Projects per year
This paper advances geographies of architecture beyond frequently-studied ‘signature’ buildings by drawing attention to non-iconic, non-utopian, banal counterpoints – in this case, new prisons. It argues that by attending to ‘signature’ buildings, architectural geographies have overlooked the critical and underexplored circumstances and contingencies of more quotidian constructions, neglecting the mundane processes of procurement, commissioning, tendering, project management and bureaucratisation – here termed ‘architectural assembly’. Advancing scholarship in carceral geography by considering the processes and assemblages that shape (what will become) carceral spaces, it focuses on what happens before a building takes physical form. The paper draws on a major RCUK-funded study of prison architecture to move architectural geographies more meaningfully towards a consideration of the bureaucratisation of architectural practice, as underexplored aspects of building ‘events’. It calls for geographers to pay greater attention to the banal geographies of architectural assembly, and to the banalities of production more widely.
|Number of pages||13|
|Journal||Transactions of the Institute of British Geographers|
|Early online date||18 Aug 2016|
|Publication status||Published - Oct 2016|
- carceral geography
- building events

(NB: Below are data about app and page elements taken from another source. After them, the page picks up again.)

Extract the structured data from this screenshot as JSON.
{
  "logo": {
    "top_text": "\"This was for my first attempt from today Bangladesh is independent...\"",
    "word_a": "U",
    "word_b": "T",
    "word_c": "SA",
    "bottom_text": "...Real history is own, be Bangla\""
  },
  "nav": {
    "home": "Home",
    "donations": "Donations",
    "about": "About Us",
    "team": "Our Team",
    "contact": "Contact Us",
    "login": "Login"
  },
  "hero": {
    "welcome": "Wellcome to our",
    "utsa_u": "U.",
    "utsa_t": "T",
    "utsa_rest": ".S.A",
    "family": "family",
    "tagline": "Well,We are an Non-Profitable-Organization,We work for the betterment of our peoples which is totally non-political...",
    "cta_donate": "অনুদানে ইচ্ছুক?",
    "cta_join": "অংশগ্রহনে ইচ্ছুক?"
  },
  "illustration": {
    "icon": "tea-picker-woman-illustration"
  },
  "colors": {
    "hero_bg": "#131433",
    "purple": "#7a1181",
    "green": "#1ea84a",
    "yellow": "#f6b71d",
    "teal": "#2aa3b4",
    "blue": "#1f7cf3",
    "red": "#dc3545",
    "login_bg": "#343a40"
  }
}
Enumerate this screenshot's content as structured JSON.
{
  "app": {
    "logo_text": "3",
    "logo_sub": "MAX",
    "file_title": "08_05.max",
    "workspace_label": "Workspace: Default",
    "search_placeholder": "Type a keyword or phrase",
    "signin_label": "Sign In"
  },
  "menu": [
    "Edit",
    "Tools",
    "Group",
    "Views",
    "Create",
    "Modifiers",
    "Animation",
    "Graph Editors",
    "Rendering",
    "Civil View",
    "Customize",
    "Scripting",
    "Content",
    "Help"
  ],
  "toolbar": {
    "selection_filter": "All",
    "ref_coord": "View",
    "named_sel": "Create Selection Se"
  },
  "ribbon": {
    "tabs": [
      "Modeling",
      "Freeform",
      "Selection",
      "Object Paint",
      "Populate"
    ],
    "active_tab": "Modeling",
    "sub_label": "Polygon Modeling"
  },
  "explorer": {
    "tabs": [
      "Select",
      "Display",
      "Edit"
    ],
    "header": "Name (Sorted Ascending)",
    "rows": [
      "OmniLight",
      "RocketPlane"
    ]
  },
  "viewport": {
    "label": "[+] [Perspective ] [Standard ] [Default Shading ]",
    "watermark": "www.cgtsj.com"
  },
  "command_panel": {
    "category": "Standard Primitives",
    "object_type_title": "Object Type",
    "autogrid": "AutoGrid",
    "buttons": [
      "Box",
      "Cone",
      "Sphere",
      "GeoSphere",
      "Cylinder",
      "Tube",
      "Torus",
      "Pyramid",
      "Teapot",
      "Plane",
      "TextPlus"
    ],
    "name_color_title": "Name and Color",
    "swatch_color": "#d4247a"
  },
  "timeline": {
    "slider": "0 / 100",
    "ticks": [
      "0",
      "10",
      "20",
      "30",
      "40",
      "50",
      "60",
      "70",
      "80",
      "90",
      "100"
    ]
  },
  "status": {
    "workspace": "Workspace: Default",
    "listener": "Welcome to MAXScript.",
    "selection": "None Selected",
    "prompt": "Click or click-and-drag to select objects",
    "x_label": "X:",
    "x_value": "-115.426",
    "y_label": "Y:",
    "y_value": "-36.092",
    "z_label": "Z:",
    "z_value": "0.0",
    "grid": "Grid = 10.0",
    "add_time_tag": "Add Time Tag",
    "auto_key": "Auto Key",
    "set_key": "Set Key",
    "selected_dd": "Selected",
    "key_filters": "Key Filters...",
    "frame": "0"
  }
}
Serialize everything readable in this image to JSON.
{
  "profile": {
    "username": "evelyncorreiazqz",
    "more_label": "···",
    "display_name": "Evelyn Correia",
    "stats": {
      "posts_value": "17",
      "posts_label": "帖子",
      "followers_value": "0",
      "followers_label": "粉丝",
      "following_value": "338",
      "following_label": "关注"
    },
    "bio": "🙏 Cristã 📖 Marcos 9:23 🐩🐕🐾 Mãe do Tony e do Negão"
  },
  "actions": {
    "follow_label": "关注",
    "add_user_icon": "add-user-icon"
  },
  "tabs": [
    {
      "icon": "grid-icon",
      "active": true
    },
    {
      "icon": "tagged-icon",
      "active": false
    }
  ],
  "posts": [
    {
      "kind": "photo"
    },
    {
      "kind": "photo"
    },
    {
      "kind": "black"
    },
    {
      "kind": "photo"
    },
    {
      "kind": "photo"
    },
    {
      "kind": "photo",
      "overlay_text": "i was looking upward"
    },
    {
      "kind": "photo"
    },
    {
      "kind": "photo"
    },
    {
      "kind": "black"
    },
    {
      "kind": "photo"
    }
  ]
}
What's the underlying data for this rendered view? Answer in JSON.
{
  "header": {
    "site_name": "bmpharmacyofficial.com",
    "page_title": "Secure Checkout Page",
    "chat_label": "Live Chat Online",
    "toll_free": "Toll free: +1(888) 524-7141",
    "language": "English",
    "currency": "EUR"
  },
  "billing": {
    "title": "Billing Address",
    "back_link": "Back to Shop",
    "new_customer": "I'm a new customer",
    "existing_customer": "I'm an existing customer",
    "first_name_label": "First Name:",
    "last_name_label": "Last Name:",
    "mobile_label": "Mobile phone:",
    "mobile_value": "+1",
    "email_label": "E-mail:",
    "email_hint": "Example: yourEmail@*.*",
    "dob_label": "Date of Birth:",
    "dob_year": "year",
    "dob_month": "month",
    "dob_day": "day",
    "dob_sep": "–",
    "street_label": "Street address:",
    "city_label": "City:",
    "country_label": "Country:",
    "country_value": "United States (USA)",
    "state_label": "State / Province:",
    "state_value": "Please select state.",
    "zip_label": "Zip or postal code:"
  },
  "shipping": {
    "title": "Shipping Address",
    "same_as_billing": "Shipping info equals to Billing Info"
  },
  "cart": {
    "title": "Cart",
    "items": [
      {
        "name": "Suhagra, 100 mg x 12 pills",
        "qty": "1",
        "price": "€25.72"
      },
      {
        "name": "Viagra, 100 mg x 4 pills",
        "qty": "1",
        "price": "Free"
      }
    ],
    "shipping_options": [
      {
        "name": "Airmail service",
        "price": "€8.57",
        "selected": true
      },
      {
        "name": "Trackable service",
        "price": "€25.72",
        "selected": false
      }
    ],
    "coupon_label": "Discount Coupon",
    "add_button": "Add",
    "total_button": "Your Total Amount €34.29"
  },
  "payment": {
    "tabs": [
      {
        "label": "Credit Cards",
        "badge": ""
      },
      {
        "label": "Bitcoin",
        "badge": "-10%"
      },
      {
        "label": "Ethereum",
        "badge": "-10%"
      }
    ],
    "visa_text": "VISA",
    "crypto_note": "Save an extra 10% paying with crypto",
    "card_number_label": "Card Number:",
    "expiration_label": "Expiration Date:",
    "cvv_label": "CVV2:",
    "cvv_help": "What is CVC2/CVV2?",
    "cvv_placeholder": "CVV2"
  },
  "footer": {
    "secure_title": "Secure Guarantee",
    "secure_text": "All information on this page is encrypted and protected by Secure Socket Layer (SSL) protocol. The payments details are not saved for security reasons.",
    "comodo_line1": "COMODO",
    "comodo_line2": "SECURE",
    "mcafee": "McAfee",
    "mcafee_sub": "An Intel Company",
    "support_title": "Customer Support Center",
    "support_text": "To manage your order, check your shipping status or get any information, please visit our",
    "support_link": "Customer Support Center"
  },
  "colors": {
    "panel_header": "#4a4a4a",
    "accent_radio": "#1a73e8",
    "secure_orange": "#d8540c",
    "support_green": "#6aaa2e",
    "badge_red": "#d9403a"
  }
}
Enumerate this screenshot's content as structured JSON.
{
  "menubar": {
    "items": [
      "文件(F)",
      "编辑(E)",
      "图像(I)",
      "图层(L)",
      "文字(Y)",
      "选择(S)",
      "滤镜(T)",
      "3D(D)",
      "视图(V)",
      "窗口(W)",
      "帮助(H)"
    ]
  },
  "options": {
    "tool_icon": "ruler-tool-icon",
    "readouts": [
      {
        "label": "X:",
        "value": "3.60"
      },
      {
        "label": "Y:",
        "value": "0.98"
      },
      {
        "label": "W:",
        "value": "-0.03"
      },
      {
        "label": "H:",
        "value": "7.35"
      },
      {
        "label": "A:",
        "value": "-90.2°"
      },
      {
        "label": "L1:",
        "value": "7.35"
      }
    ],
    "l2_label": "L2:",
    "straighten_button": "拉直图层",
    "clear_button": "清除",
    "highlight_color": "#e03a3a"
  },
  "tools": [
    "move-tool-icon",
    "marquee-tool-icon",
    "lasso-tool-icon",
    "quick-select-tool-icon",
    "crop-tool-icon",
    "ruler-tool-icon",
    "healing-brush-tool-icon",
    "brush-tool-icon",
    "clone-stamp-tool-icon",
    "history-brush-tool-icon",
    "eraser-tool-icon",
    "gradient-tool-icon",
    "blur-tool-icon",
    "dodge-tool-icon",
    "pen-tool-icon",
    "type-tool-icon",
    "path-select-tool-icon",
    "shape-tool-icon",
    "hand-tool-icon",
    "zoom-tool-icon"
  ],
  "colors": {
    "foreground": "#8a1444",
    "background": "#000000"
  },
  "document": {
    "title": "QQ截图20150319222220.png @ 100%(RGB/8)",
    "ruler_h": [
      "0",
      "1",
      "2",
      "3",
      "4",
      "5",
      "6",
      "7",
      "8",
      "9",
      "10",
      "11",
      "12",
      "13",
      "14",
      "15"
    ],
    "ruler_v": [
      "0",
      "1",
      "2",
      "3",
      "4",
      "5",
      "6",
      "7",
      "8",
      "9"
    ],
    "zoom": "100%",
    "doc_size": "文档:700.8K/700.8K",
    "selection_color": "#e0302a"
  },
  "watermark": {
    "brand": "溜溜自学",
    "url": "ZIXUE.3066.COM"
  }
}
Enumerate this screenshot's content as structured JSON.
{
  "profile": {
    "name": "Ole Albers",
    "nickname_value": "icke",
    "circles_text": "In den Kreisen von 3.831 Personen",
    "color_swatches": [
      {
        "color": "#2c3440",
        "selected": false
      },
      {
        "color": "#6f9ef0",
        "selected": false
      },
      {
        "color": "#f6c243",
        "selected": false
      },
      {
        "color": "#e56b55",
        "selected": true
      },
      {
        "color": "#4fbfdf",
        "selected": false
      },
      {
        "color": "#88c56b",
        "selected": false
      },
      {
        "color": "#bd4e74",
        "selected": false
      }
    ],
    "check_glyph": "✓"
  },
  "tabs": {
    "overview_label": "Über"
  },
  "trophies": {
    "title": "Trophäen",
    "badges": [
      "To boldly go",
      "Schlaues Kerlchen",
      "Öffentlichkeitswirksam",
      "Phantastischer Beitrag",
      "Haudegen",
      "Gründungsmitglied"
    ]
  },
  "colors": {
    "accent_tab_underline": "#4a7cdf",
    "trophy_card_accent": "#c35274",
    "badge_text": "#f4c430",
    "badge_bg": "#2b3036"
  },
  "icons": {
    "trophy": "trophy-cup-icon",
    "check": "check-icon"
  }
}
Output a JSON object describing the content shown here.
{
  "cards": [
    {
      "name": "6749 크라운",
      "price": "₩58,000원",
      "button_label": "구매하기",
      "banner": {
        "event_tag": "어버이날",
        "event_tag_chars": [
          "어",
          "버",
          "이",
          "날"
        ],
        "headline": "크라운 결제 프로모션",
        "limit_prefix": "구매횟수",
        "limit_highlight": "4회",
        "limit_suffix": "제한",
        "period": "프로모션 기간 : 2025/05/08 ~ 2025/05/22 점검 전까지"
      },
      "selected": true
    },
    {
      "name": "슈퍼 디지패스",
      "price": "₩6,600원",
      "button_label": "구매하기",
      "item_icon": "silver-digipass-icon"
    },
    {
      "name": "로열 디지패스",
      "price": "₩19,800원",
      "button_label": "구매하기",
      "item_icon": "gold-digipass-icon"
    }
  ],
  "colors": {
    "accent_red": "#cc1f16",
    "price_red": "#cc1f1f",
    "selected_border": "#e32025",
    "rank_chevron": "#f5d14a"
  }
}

FingerprintDive into the research topics of 'Becoming big things: building events and the architectural geographies of incarceration in England and Wales'. Together they form a unique fingerprint.
- 1 Finished